The compulsory license for Kaletra and Aluvia, a heat-stable form of the drug that does not require refrigeration, proved even more successful. Shortly afterward, Abbott Laboratories announced that it was cutting the price of the drugs for 45 lower and middle-income countries to $1,000 per month from $2,200 per month. Although the company still refuses to register Aluvia and six other drugs in Thailand until it revokes the compulsory license, 44 other countries will get both drugs at the reduced price with no constraints on compulsory licensing—including China, the worst IPR offender according to the 301 Report.

As the Thai Public Health Ministry noted in its February white paper: “Prior negotiation with the patent holders is not an effective measure and only delays the improvement of access to essential medicines. It is only after the threat or the decision to use and implement compulsory licensing or government use of patent that the negotiation will be more successful and effective.”

In response to the 301 Report, Mongkol said the move was “absolutely legitimate,” according to the Bangkok Post. “We have not done anything wrong,” the minister said. “We followed the process closely by announcing the plan to use compulsory licensing before implementing it.”

Nonetheless, the US government’s reaction is not surprising given that the pharmaceutical lobby is one of the most powerful in Washington, with advocates on both sides of the aisle. The Center for Public Integrity, a Washington-based nonpartisan nonprofit group, released a study last month that said drug companies and their trade groups spent $155 million on federal lobbying from January 2005 to June 2006, in part to protect lucrative patents.

Leading the charge against Thailand now is Ken Adelman, a former US ambassador to the UN and an Iraq War apologist who heads a nonprofit group called USA For Innovation. Perhaps unsurprisingly, Adelman also works for Edelman Public Relations Worldwide, which counts Abbott Laboratories as one of its biggest clients.

Adelman, who once said the Iraq War would be “a cakewalk” and called war critics “Chicken Littles,” wrote in The Washington Times last week that Thailand is part of the “axis of IP evil” and is “stealing US innovation, the cornerstone of the American economy.”

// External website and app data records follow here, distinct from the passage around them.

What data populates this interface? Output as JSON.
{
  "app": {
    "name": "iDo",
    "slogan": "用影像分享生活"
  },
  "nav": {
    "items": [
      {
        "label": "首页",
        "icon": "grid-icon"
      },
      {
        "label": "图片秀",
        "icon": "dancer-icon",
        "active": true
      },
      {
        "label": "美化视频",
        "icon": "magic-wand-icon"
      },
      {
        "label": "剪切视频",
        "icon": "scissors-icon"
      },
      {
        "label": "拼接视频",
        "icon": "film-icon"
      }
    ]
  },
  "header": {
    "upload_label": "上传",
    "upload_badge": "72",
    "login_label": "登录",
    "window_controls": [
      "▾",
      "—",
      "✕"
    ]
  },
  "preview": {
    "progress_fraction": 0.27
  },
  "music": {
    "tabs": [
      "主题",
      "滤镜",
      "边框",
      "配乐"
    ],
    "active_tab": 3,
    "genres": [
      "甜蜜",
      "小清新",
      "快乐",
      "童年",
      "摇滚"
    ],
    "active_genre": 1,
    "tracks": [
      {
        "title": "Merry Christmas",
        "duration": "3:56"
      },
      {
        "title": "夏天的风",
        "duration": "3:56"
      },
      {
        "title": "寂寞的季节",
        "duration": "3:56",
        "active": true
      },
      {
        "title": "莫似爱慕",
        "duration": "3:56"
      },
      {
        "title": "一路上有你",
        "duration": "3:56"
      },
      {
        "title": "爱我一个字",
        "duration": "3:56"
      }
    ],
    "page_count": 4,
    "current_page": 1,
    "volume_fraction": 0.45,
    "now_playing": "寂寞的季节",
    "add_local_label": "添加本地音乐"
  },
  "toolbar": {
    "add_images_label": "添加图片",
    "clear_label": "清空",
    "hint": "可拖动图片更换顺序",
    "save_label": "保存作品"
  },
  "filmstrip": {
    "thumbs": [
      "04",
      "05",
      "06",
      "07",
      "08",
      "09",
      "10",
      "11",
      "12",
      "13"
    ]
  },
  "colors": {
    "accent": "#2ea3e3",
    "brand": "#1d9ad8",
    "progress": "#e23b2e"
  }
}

His group was more brazen in an ad published in the Wall Street Journal. After accusing the Thai Public Health ministry of threatening “to kidnap American tourists,” the ad goes on to say the government is “stealing American assets for military benefit.”

The propaganda campaign adeptly fluctuates between fact and fiction, mixing legitimate concerns about democracy and military spending with half-truths about the legality of compulsory licenses and the costs of medicines in Thailand.

Of course, USA for Innovation and other propaganda groups will never cite an August 2006 World Bank study that calls for Thailand to resist Big Pharma and use compulsory licensing to reduce HIV/AIDS drug costs by up to $3.2 billion by 2025. It also won’t refer to letters of support sent to the Thai government from the World Health Organization, UNAIDS, and countless NGOs, including the Clinton Foundation headed by former president Bill Clinton.

“Medicines are a substantial element of health care costs, and it is entirely appropriate and necessary for the government of Thailand to find means of reducing these costs to ensure sustainable financing of health care,” said a February letter to the Thai government written by WHO director-general Dr. Margaret Chan, which added that the compulsory licenses were “fully in line with the TRIPS agreement.”

Although it’s expected that the pharmaceutical lobby will scream and shout when a country invokes its rights under TRIPS, more should be expected from the US government. Bureaucrats should have the courage to give a yes-or-no answer to whether Thailand’s compulsory licenses comply with TRIPS.

If the US truly wants to act as a leader on public health, it should unequivocally state what the rules are and how countries can comply with them instead of coming up with cute diplomatic language that misses the point.